→ **TASK DETAILS**
The entries below must be returned exactly as they stand.

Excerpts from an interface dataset
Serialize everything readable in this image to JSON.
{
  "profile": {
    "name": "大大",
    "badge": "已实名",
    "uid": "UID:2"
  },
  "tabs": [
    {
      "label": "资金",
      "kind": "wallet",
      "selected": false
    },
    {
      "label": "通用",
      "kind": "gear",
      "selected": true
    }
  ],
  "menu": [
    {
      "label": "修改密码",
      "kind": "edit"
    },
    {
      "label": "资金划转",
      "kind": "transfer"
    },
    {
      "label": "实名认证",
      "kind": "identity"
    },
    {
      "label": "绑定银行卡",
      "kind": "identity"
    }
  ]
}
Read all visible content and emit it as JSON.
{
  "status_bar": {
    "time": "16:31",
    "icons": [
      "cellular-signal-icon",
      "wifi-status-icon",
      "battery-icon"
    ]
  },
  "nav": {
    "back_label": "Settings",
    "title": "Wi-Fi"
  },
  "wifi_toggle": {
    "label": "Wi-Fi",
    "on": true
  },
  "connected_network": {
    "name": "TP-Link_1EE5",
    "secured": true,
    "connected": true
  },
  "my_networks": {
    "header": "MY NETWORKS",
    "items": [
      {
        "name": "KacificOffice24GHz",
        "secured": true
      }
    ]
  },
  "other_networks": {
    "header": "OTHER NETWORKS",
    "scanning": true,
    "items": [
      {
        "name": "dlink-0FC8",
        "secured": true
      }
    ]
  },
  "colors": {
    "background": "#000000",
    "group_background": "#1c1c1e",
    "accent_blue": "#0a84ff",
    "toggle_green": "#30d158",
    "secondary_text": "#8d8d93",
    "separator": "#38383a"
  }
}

→ **RESPONSE AREA**
Serialize everything readable in this image to JSON.
{
  "profile": {
    "name": "大大",
    "badge": "已实名",
    "uid": "UID:2"
  },
  "tabs": [
    {
      "label": "资金",
      "kind": "wallet",
      "selected": false
    },
    {
      "label": "通用",
      "kind": "gear",
      "selected": true
    }
  ],
  "menu": [
    {
      "label": "修改密码",
      "kind": "edit"
    },
    {
      "label": "资金划转",
      "kind": "transfer"
    },
    {
      "label": "实名认证",
      "kind": "identity"
    },
    {
      "label": "绑定银行卡",
      "kind": "identity"
    }
  ]
}
Read all visible content and emit it as JSON.
{
  "status_bar": {
    "time": "16:31",
    "icons": [
      "cellular-signal-icon",
      "wifi-status-icon",
      "battery-icon"
    ]
  },
  "nav": {
    "back_label": "Settings",
    "title": "Wi-Fi"
  },
  "wifi_toggle": {
    "label": "Wi-Fi",
    "on": true
  },
  "connected_network": {
    "name": "TP-Link_1EE5",
    "secured": true,
    "connected": true
  },
  "my_networks": {
    "header": "MY NETWORKS",
    "items": [
      {
        "name": "KacificOffice24GHz",
        "secured": true
      }
    ]
  },
  "other_networks": {
    "header": "OTHER NETWORKS",
    "scanning": true,
    "items": [
      {
        "name": "dlink-0FC8",
        "secured": true
      }
    ]
  },
  "colors": {
    "background": "#000000",
    "group_background": "#1c1c1e",
    "accent_blue": "#0a84ff",
    "toggle_green": "#30d158",
    "secondary_text": "#8d8d93",
    "separator": "#38383a"
  }
}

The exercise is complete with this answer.